The CDC said the virus never should have been sent in the test kits -- though its own rules did not prevent it. Meridian did not return calls seeking comment.
Several virologists said that anybody born before 1968 would have some immunity to the virus. Those born later could be susceptible to infection. But the chances of the virus escaping from a controlled laboratory environment are extremely slim, the scientists said.
Jan de Jong, an influenza expert at Erasmus University in Rotterdam, the Netherlands, said labs were used to dealing with such exotic microbes and were set up to avoid inadvertent releases. "We have this virus in our refrigerator," he said.

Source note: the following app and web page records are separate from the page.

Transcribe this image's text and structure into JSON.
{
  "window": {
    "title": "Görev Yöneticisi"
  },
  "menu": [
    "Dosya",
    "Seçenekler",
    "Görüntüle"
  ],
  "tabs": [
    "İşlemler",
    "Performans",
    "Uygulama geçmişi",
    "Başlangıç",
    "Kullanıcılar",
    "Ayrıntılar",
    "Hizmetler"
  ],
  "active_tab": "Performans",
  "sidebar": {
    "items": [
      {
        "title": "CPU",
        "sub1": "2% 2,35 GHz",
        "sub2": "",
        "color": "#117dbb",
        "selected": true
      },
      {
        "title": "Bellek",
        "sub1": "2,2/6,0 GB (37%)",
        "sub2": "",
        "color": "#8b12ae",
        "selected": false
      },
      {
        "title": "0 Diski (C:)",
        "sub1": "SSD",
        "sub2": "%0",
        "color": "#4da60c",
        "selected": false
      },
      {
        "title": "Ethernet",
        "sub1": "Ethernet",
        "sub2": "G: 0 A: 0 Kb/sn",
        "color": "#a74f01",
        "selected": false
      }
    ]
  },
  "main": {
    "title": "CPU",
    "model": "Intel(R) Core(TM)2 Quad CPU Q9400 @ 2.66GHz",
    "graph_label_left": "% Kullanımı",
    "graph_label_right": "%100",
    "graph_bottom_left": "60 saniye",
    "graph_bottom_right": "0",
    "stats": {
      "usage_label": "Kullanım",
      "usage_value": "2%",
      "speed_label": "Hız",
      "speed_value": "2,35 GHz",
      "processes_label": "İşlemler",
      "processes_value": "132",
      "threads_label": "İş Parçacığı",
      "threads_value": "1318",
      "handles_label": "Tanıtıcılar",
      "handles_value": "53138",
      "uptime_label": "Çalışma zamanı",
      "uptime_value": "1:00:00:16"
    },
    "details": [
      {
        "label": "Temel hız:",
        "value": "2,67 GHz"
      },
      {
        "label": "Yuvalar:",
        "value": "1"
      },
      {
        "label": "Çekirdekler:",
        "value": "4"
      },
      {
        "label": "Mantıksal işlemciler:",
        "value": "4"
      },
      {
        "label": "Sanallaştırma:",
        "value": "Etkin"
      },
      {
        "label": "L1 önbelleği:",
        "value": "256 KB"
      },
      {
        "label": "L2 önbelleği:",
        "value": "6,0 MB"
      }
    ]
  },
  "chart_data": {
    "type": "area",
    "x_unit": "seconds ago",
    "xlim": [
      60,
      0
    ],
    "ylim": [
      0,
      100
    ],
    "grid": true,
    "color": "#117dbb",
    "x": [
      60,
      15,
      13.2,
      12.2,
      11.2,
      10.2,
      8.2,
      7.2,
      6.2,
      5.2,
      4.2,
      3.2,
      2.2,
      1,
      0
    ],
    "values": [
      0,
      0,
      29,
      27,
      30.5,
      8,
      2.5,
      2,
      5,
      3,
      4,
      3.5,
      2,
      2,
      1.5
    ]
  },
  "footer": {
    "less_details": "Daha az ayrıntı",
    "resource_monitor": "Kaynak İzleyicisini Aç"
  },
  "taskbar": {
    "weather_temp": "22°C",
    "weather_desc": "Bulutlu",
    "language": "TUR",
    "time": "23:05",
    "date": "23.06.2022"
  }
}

Still, he said it was worrisome that the laboratories that received the kits had no way of knowing they were working with a dangerous strain.
The CDC was in the process of upgrading guidelines for handling H2N2 to require extra safety precautions, which are already standard in other countries.
Dr. Jared Schwartz, an officer at the College of American Pathologists, one of several groups that organizes the tests, said Meridian workers apparently thought the virus, selected from the company's stocks, was a typical strain.
The college was never told that it was H2N2, Schwartz said at a news conference.
For months, the sample's full identity went unnoticed. The proficiency tests require laboratories only to detect the presence of a flu virus and identify it as type A or B.
Last month, a hospital laboratory in British Columbia was analyzing a specimen taken from a patient and detected the presence of an influenza strain, Dr. David Butler-Jones, Canada's chief public health officer, said at a news conference.
The specimen was sent to the National Microbiology Laboratory in Winnipeg, which identified the sample as H2N2.
Later investigation showed that the patient did not have any strain of the flu. The proficiency test sample had been next to the patient specimen and contaminated it, Butler-Jones said. Such cross-contamination, though rare, is caused by lab worker error, virologists said.
The CDC and the World Health Organization have put out a call to destroy the test kits.
The task is easily accomplished with an autoclave, a sort of pressure cooker used in laboratories, said Dr. Peter A. Gross, an influenza expert at Hackensack University Medical Center in New Jersey.